The Bloomberg news service is reporting that San Franisco-based RMG Networks is putting the components together for an estimated$250 million IPO that would, if it went out successfully, go a long way to making RMG the dominant Digital OOH network in North America.
There are arguments to be made that the company already is among the big boys, but that kind of money would enable it to go on an acquisition spree and roll up several networks. Without a doubt, there are numerous networks that would LOVE to be picked up and give the owners the exit they probably envisioned on start-up.
But RMG’s CEO Garry McGuire has already been buying networks and looked at many more than he bought, because most aren’t all that profitable or efficient in terms of revenues versus operating costs.
McGuire has confirmed he is meeting money people and that the proceeds may fund acquisitions. RMG already has 200,000 screens directly or indirectly through sales representation deals.

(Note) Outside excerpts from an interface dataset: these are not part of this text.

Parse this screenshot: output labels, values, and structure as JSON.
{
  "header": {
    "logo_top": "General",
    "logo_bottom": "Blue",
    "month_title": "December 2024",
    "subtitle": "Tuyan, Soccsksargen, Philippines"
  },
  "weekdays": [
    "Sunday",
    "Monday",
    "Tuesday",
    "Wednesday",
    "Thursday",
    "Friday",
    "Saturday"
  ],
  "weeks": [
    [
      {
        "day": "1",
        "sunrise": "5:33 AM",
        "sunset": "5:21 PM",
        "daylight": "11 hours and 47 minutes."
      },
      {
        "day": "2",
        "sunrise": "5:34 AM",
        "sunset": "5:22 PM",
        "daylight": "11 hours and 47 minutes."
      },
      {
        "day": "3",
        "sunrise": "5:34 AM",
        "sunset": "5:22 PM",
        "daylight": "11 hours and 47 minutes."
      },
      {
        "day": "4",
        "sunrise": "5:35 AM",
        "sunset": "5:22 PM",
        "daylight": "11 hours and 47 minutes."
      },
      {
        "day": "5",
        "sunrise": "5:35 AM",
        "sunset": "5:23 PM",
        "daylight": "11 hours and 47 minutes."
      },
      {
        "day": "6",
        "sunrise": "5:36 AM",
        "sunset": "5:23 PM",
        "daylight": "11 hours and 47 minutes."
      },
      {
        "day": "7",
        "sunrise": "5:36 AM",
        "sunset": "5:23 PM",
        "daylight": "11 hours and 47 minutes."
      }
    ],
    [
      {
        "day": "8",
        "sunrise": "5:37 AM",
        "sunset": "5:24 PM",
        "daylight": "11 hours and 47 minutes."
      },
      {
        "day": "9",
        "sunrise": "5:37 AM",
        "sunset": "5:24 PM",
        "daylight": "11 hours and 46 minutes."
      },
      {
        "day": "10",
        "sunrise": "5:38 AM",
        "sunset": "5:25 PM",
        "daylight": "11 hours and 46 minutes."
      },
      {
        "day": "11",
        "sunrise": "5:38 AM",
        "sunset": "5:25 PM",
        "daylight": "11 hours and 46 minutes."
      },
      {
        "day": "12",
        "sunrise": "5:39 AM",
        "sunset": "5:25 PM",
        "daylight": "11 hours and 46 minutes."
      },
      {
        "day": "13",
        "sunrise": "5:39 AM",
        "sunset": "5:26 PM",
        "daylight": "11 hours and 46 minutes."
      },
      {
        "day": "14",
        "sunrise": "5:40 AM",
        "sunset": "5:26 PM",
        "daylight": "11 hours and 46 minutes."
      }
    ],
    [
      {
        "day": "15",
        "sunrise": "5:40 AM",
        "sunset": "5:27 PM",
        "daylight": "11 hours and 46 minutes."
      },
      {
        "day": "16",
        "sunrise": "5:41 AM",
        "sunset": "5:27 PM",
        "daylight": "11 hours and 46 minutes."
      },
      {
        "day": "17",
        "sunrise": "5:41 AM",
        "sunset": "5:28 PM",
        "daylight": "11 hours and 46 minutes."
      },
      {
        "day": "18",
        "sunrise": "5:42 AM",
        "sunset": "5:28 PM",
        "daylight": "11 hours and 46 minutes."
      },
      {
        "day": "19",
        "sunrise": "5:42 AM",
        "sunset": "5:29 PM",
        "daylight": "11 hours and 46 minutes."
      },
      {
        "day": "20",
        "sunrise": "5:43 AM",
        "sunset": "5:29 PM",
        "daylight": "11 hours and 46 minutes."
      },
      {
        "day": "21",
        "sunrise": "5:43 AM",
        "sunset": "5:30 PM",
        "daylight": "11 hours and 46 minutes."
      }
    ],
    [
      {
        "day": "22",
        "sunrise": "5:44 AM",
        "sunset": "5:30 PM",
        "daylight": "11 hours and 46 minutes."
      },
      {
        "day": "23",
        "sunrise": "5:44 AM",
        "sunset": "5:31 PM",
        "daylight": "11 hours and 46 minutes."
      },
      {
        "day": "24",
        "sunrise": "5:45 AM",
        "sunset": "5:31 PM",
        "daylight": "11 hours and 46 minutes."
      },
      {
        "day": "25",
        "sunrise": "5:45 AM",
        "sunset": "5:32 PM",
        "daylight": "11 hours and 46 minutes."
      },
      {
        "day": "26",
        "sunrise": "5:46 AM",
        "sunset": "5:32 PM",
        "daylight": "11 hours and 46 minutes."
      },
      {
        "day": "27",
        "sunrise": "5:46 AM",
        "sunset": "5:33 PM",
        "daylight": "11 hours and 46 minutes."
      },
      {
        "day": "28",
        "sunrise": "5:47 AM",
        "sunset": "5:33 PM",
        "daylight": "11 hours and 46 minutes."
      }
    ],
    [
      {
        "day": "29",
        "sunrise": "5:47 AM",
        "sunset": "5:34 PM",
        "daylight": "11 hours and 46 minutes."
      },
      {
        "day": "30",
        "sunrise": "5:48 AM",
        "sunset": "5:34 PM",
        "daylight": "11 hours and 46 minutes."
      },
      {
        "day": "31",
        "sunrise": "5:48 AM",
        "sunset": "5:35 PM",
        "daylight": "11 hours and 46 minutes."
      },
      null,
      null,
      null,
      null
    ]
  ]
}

McGuire, reports Bloomberg, is also talking to banks and private equity firms about a financing round that may eliminate the immediate need for an IPO. He has rebuffed several unsolicited buyout offers.
RMG is profitable and will double revenue this year, McGuire said, while declining to disclose sales figures. He’s watching professional-networking site LinkedIn Corp. and radio- service Pandora Media Inc., two recent technology IPOs, to help gauge whether it’s the right time to take his company public.
To expand its national advertising network, RMG spent $75 million on three acquisitions since 2009, McGuire said. In April, he bought airport and train display operator Executive Media Network. He also bought IdeaCast to grow in the airline industry and PharmacyTV to augment the company’s retail business.
McGuire wants to do two more deals this year to boost his coverage across the U.S. and abroad, including emerging markets in China and India.
I have (disclaimer) done some work for RMG, so I know the company reasonably well. Good, smart people. I have a lot of time for Garry. The company went through a belt-tightening exercise a few months ago that was probably necessary for a few reasons, notably how headcount versus revenues looked for the banks and VCs.
I know a couple of senior people are leaving, including VP Sales Suzanne LaForgia (headed to another Digital OOH firm) and the other going into consulting. RMG had a very large management team because of acquisitions and that appears to be getting trimmed back to something more manageable.
Established media companies will invariably be among the big players as this industry matures, but RMG is positioned as well as anybody because its existing scale and big-money Silicon Valley ties to pull off an IPO and get really big. Being a publicly-traded company has its considerable downsides, but having the cash to buy good but distressed networks at bargain prices could make RMG into a very large player.
I am not sure if there has been another IPO on the Digital OOH side of this business. Ronin did one but as a vendor. I know Captivate, the old Elevator News Network and the Next Generation Network raised piles of money a decade ago, pre tech bubble, but I don’t think there has been a media company with an actual IPO.
Dave Haynes is the founder and editor of Sixteen:Nine, an online publication that has followed the digital signage industry for some 14 years. Dave does strategic advisory consulting work for many end-users and vendors, and also writes for many of them. He’s based near Halifax, Nova Scotia, on Canada’s east coast.